(Recorded data)
■ ■ ■ ■ ■

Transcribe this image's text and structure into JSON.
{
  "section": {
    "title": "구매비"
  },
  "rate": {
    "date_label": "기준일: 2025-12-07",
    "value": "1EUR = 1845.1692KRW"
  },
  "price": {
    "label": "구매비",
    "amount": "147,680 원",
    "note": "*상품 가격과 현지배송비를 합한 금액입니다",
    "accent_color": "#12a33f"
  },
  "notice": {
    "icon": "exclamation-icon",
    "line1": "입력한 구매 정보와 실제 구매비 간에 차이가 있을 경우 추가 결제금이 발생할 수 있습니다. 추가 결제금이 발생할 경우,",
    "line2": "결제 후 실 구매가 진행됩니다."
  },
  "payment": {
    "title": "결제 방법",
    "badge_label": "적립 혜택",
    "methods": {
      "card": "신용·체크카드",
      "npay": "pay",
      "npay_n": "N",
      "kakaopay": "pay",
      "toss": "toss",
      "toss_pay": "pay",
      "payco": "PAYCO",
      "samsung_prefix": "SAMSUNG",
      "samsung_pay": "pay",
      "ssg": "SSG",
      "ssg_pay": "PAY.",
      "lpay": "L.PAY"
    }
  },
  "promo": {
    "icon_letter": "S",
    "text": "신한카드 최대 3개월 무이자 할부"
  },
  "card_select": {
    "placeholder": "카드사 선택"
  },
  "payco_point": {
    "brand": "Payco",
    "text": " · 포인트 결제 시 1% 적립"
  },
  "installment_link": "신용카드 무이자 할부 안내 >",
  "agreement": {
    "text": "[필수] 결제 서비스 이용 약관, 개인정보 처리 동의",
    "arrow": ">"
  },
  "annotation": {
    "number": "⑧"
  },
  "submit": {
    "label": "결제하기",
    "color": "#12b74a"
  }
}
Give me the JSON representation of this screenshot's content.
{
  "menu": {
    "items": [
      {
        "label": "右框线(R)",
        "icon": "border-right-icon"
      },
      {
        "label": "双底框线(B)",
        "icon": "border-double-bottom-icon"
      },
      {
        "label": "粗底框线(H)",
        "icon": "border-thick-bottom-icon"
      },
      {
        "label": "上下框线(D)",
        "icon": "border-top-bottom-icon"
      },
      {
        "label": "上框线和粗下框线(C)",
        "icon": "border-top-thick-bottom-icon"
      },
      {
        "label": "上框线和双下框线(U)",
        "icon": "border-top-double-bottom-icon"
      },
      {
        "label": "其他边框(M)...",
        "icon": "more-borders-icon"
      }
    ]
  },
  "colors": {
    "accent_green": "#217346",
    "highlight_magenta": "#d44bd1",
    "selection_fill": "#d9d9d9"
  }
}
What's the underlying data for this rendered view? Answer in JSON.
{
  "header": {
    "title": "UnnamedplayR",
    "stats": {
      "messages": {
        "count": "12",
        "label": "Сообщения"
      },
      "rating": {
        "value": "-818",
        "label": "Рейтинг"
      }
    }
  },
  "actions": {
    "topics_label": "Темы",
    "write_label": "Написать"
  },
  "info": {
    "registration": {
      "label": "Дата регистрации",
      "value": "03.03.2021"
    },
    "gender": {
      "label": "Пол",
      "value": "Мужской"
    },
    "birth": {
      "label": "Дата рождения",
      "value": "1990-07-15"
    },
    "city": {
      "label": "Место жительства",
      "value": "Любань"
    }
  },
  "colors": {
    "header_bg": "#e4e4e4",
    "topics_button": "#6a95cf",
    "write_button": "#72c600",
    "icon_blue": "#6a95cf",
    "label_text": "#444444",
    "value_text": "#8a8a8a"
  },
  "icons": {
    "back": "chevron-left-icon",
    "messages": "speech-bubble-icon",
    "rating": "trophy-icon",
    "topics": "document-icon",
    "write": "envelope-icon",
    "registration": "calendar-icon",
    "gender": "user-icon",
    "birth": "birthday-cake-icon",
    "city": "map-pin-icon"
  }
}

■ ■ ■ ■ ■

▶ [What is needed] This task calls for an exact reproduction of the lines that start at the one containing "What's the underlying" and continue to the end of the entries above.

▶ [Solution for this exercise]
What's the underlying data for this rendered view? Answer in JSON.
{
  "header": {
    "title": "UnnamedplayR",
    "stats": {
      "messages": {
        "count": "12",
        "label": "Сообщения"
      },
      "rating": {
        "value": "-818",
        "label": "Рейтинг"
      }
    }
  },
  "actions": {
    "topics_label": "Темы",
    "write_label": "Написать"
  },
  "info": {
    "registration": {
      "label": "Дата регистрации",
      "value": "03.03.2021"
    },
    "gender": {
      "label": "Пол",
      "value": "Мужской"
    },
    "birth": {
      "label": "Дата рождения",
      "value": "1990-07-15"
    },
    "city": {
      "label": "Место жительства",
      "value": "Любань"
    }
  },
  "colors": {
    "header_bg": "#e4e4e4",
    "topics_button": "#6a95cf",
    "write_button": "#72c600",
    "icon_blue": "#6a95cf",
    "label_text": "#444444",
    "value_text": "#8a8a8a"
  },
  "icons": {
    "back": "chevron-left-icon",
    "messages": "speech-bubble-icon",
    "rating": "trophy-icon",
    "topics": "document-icon",
    "write": "envelope-icon",
    "registration": "calendar-icon",
    "gender": "user-icon",
    "birth": "birthday-cake-icon",
    "city": "map-pin-icon"
  }
}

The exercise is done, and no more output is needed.